(Other Describe)

Barrettes, pins, clips

Contact lens supplies

Curlers: electric

Curling iron

Hair brush, comb

Hair care products, e. g., mousse, gel

Hair dryer

First aid supplies

Glasses: drinking

Lotion

Make-up/cosmetics, e. g. mascara, lipstick

Medicines, vitamins

Nail clippers, files

Nail polish, manicure supplies

Perfume, cologne

Razor

Razor, electric

Shaving cream, after shave

Soap

Tissues

Toothbrush

Toothbrush, electric

Toothpaste, dental floss

Towels, face

Towels, hand

Tweezers

Additional vanity/lavatory/grooming items:

notes:

(continued)

Items Stored Near the Bathtub/Shower

Item to Store

How Many?

Frequency of use

Type of Storage

Often

Sometimes

Cabinet

Open Shelf

Drawer

(Other Describe)

Bubble bath

Cleaning supplies

Clothes: dirty

Clothes: robe, pajamas or sleeping clothes

Clothes: underwear

Douching equipment

Lotion

Powder

Radio, CD player

Razor

Scale

Shampoo, conditioner

Shower gel

Soap

Sponges

Squeegee

Television

Towels, bath

Towels, bath sheets

Towels, face or hand

Towels, guest

Toys

Additional bathtub/shower items:

Form 4: Bathroom Storage Inventory (continued)

items Stored Near the Toilet/Bidet

item to Store

How Many?

Frequency of use

Type of Storage

Often

Sometimes

Cabinet

Open Shelf

Drawer

(Other Describe)

Books

Diapers; clean

Diapers; soiled

Magazines, newspapers

Medicines

Sanitary napkins, tampons

Soap

Toilet bowl brush

Toilet bowl cleaners

Toilet paper

Towels

Wet wipes

Additional toilet/bidet items;

Other items to Store (if a separate linen or clothes closet is planned, additional information may be needed)

item to Store

How Many?

Frequency of use

Type of Storage

Often

Sometimes

Cabinet

Open Shelf

Drawer

(Other Describe)

Accessories, e. g,, scarves, belts

Clothes: folded clothes

Clothes: rod storage (specify height)

Clothes: rod storage (specify height)

Coffee maker

Coffee or tea supplies, e. g., cups, spoons

Exercise equipment

Household linens, miscellaneous

Household linens, pillows

Household linens, pillow cases

Household linens, sheets

Jewelry

Laundry products

Robe, pajamas, nightgown

Shoes, slippers

Additional items:

Notes:

Form 4: Bathroom Storage Inventory (continued)

items For Display

item to Store

How Many?

Frequency of Use

Type of Storage

Often

Sometimes

Cabinet

Open Shelf

Drawer

(Other Describe)

Antiques

Baskets

Bottles, jars, bowls

Decorative items, miscellaneous

Pictures, artwork

Plants

Additional display items:

YOUR CLIENT’S BATHROOM PREFERENCES (FORM 5)

After determining bathroom activities and storage requirements, you need to ask your client what they do and do not like in a bathroom—and what is feasible for their space and budget.

Begin with their current bathroom(s), even ones they are not planning to remodel (at this time). Ask what they do not like about the space.
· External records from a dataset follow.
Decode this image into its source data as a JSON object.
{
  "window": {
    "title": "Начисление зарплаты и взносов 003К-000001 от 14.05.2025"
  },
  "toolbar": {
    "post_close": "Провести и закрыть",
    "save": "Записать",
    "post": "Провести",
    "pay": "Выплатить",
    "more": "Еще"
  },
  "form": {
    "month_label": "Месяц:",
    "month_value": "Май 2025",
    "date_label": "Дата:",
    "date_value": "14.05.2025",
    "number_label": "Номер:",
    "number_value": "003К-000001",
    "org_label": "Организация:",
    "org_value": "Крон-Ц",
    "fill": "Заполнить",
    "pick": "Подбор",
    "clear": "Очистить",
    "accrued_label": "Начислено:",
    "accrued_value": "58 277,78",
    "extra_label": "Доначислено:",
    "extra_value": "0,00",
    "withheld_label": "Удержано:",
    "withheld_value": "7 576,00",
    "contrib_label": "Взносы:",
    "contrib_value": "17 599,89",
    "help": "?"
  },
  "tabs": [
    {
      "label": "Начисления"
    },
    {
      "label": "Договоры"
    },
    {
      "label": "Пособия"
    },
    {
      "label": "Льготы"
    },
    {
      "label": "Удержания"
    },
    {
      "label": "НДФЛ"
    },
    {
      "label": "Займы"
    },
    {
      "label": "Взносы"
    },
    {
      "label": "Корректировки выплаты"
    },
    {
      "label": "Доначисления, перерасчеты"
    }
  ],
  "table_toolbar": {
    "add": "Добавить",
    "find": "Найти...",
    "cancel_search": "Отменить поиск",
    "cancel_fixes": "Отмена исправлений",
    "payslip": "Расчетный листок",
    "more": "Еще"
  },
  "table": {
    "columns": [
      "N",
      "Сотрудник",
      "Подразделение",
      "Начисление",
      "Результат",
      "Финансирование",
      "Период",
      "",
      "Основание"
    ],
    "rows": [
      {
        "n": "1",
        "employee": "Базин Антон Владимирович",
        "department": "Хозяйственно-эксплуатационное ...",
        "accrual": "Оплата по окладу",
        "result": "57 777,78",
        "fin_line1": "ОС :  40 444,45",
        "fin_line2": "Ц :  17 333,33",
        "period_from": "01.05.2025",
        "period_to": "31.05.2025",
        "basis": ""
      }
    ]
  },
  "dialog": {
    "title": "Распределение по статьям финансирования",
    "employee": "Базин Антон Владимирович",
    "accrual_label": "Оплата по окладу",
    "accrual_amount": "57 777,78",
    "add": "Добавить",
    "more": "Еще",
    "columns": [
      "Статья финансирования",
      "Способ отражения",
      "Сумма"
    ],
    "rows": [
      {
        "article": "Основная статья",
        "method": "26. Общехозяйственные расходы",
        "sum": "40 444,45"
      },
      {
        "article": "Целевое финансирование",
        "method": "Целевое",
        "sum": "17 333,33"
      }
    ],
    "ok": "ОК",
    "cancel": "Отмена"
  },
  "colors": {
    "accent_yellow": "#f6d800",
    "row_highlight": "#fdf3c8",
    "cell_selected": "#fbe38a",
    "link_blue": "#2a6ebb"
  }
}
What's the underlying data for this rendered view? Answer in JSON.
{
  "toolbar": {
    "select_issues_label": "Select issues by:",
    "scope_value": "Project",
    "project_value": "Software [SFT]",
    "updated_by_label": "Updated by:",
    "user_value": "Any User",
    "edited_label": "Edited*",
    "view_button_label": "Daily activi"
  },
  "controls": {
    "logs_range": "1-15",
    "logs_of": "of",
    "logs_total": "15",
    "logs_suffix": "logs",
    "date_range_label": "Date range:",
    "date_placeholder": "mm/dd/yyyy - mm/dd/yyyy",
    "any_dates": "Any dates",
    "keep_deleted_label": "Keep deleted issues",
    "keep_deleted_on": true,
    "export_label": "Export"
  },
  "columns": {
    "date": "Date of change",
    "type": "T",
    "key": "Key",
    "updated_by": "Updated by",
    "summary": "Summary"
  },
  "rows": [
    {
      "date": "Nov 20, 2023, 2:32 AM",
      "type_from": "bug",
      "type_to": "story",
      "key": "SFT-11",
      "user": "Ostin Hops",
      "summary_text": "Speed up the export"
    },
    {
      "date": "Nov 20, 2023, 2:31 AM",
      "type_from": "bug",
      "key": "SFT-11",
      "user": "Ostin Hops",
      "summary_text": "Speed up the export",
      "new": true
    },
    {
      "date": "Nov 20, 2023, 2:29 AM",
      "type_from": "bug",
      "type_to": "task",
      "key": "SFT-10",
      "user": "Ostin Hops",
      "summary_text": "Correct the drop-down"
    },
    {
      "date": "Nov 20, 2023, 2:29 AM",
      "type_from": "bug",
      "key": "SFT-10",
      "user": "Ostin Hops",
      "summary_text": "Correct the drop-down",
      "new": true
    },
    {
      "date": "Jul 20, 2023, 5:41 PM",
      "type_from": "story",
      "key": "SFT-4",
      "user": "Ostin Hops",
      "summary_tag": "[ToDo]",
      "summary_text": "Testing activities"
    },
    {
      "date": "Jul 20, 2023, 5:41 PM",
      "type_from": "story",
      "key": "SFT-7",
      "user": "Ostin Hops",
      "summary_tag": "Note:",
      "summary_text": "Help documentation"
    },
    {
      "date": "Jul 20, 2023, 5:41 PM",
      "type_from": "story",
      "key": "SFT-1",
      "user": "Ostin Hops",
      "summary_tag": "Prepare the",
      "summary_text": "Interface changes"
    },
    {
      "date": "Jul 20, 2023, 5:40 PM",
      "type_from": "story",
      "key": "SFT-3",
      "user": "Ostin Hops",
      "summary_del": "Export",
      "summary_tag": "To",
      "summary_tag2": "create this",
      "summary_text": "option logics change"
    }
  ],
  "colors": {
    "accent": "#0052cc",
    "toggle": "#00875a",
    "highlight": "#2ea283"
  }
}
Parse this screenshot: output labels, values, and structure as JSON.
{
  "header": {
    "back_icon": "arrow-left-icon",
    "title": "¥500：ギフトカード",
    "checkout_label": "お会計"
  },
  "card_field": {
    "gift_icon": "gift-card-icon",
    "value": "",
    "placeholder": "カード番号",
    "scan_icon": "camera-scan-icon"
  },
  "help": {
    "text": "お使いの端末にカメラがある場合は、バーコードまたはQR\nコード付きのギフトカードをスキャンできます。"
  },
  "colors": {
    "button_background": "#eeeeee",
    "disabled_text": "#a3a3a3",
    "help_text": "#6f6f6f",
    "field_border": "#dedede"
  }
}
Be very specific. Let your client volunteer information first, such as:

• There is not enough light over the vanity.

• The space feels crowded.

• There are not enough towel bars.

Then ask what they do like, such as:

• The bathtub is comfortable for soaking.

• The towel racks are convenient to the shower.

Ideas suggested by your client, positive or negative, can indicate areas of strong feeling. Remember these as you develop your design.

Next, ask your client to talk about what they want in a bathroom. Let them suggest ideas, but be sure to cover the major features. Form 5: Your Client’s Bathroom Preferences can help you collect and organize this information.